The election “was horrible for the world, but great for me,” executive producer Bruce Miller says, as Elisabeth Moss, Samira Wiley, Yvonne Strahovski and Joseph Fiennes also talk about the series’ relevance.

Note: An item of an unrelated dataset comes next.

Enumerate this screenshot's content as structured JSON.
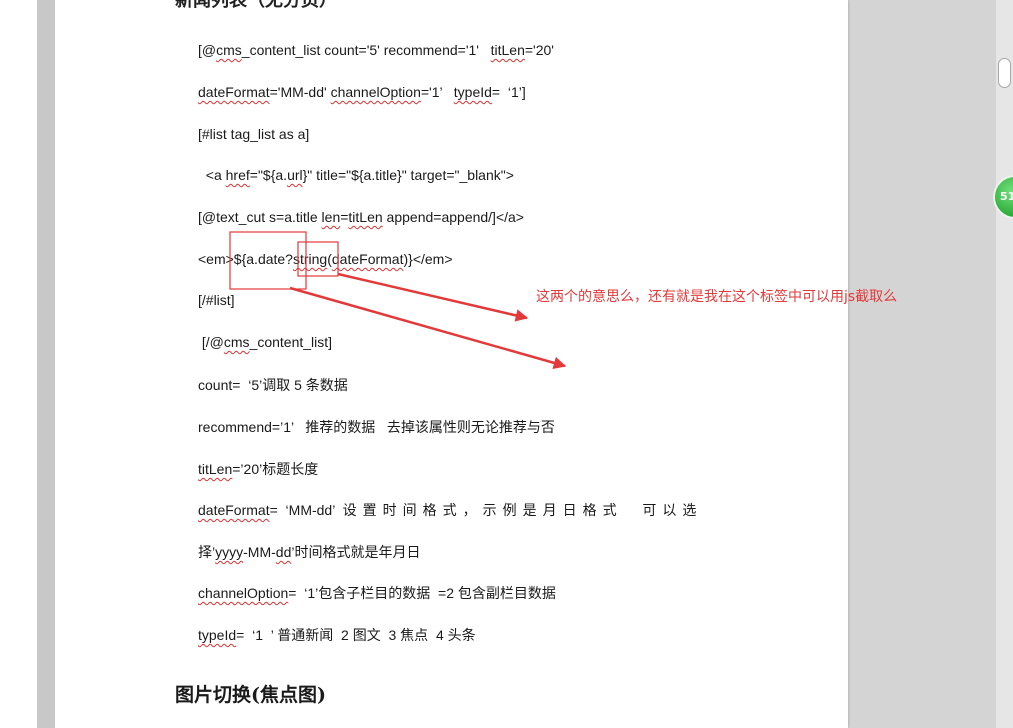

The fascist themes in The Handmaid’s Tale, MGM Television and Hulu’s adaptation of Margaret Atwood’s 1985 dystopian novel, gave it an organic (albeit disconcerting) publicity boost in the wake of the divisive 2016 presidential election. Showrunner Bruce Miller’s drama dismantles the familiar America into Gilead, a futuristic but simplified world where fertility is currency and the few women capable of bearing children are forced into sexual servitude for affluent couples. At the center is Offred, one such “handmaid” played by Mad Men star Elisabeth Moss. Per Hulu, the drama’s April 26 debut became the streamer’s most watched series premiere, earning it a swift renewal. Yet, for the team behind the series, the totalitarian society onscreen too closely parallels aspects of an America where President Trump has rolled back orders protecting women’s rights in the workplace and funding for reproductive health. (Hillary Clinton is among those who have cited the show’s timeliness.) During a lively April 21 conversation with THR, Miller, Moss and castmembers Samira Wiley, Yvonne Strahovski and Joseph Fiennes explored the series’ relevance and what they hope viewers will learn from it.
What’s the biggest pressure in adapting a beloved book?

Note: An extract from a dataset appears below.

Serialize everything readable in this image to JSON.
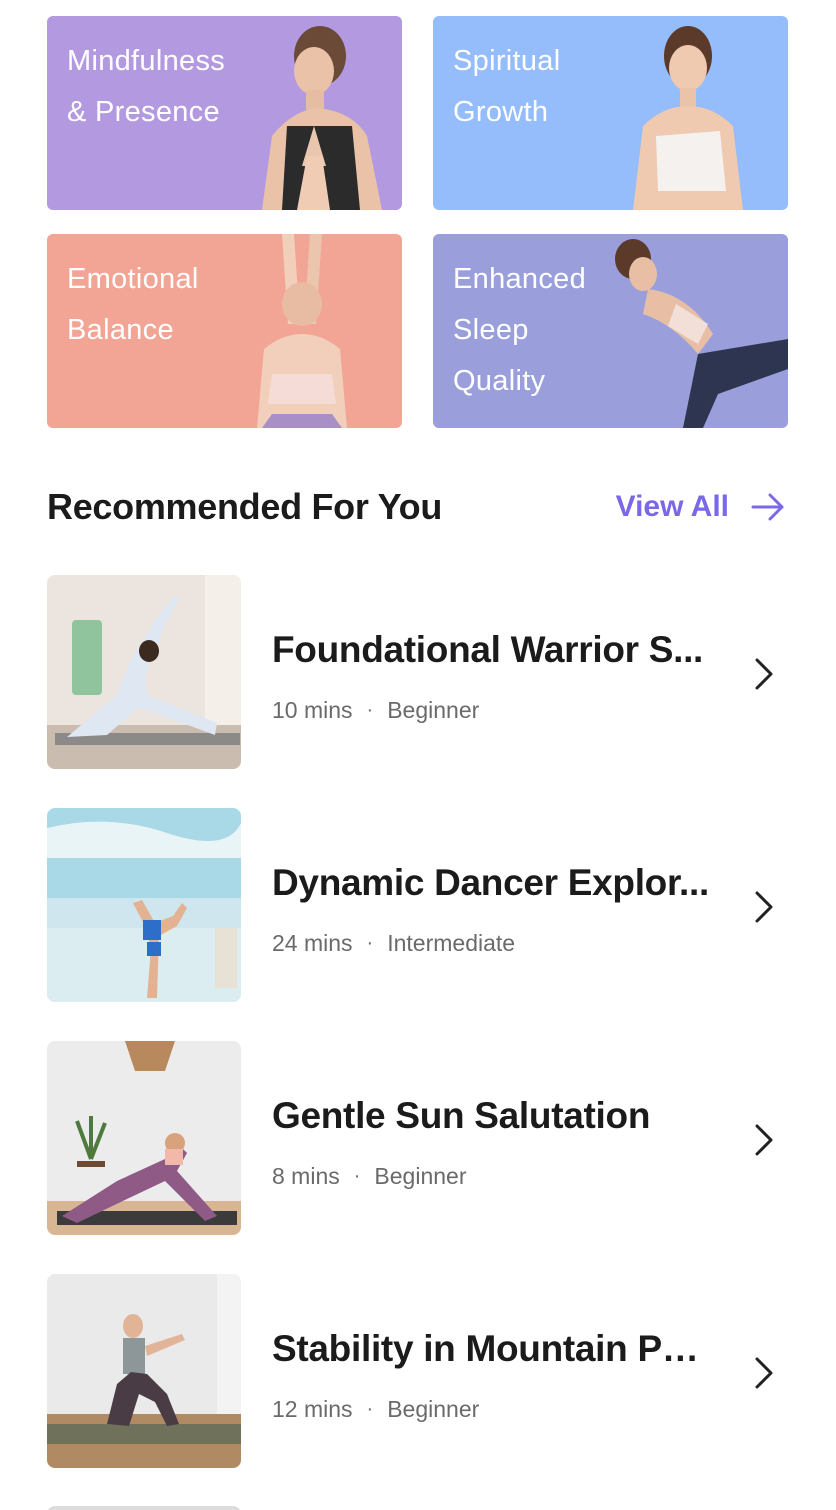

BRUCE MILLER Not screwing it up. Any time you take something this popular that people have devoted so much of their time and attention and heart to, you just don’t want to ruin people’s perception of the book.

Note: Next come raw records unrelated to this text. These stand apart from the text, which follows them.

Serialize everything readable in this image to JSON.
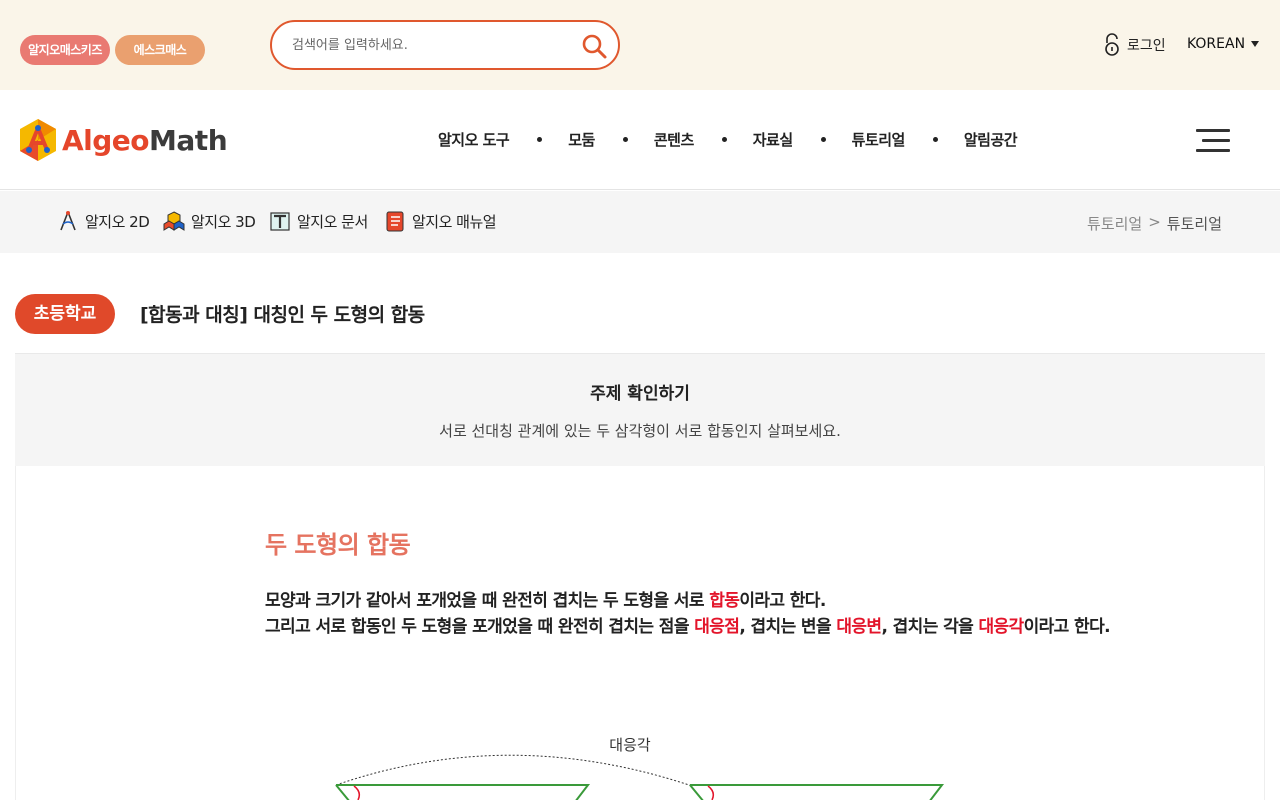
{
  "topbar": {
    "pill_kids": "알지오매스키즈",
    "pill_smath": "에스크매스",
    "search_placeholder": "검색어를 입력하세요.",
    "login": "로그인",
    "language": "KOREAN"
  },
  "nav": {
    "logo_brand_a": "Algeo",
    "logo_brand_b": "Math",
    "items": [
      "알지오 도구",
      "모둠",
      "콘텐츠",
      "자료실",
      "튜토리얼",
      "알림공간"
    ]
  },
  "subnav": {
    "tools": [
      "알지오 2D",
      "알지오 3D",
      "알지오 문서",
      "알지오 매뉴얼"
    ],
    "breadcrumb": [
      "튜토리얼",
      ">",
      "튜토리얼"
    ]
  },
  "page": {
    "level_badge": "초등학교",
    "title": "[합동과 대칭] 대칭인 두 도형의 합동"
  },
  "topic": {
    "heading": "주제 확인하기",
    "description": "서로 선대칭 관계에 있는 두 삼각형이 서로 합동인지 살펴보세요."
  },
  "content": {
    "heading": "두 도형의 합동",
    "line1_a": "모양과 크기가 같아서 포개었을 때 완전히 겹치는 두 도형을 서로 ",
    "line1_red": "합동",
    "line1_b": "이라고 한다.",
    "line2_a": "그리고 서로 합동인 두 도형을 포개었을 때 완전히 겹치는 점을 ",
    "line2_red1": "대응점",
    "line2_b": ", 겹치는 변을 ",
    "line2_red2": "대응변",
    "line2_c": ", 겹치는 각을 ",
    "line2_red3": "대응각",
    "line2_d": "이라고 한다.",
    "figure_label": "대응각"
  },
  "colors": {
    "accent": "#e0492a",
    "topbar_bg": "#faf5e9",
    "kids_pill": "#e97a72",
    "smath_pill": "#eaa06f",
    "heading": "#e57360",
    "highlight": "#e3142a",
    "shape_stroke": "#3a9a3a"
  }
}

Your shoot in Toronto began in September. How did the presidential election affect production?SAMIRA WILEY There was a feeling from the beginning that what we were doing was important and relevant already.
MILLER It was horrible for the world but great for me. People were all of a sudden saying the venomous things that they had always thought out loud — things I didn’t think people thought anymore in my little bubble. It made me change one or two things, but I’m not going to tell you what they are.
YVONNE STRAHOVSKI [Fiennes and I] are the villains. Suddenly Trump is elected, and all this negative behavior comes to light. I start seeing these parallels between [my character’s] actions and what Trump’s doing. It’s in a weird way an inspiration but also a horrid parallel.
ELISABETH MOSS The great thing that Yvonne did is bring that vulnerability. I had times when we’d do a scene together and look at each other, and all of a sudden we were just two women in different — both terrible — circumstances.
Full interview: hollywoodreporter.com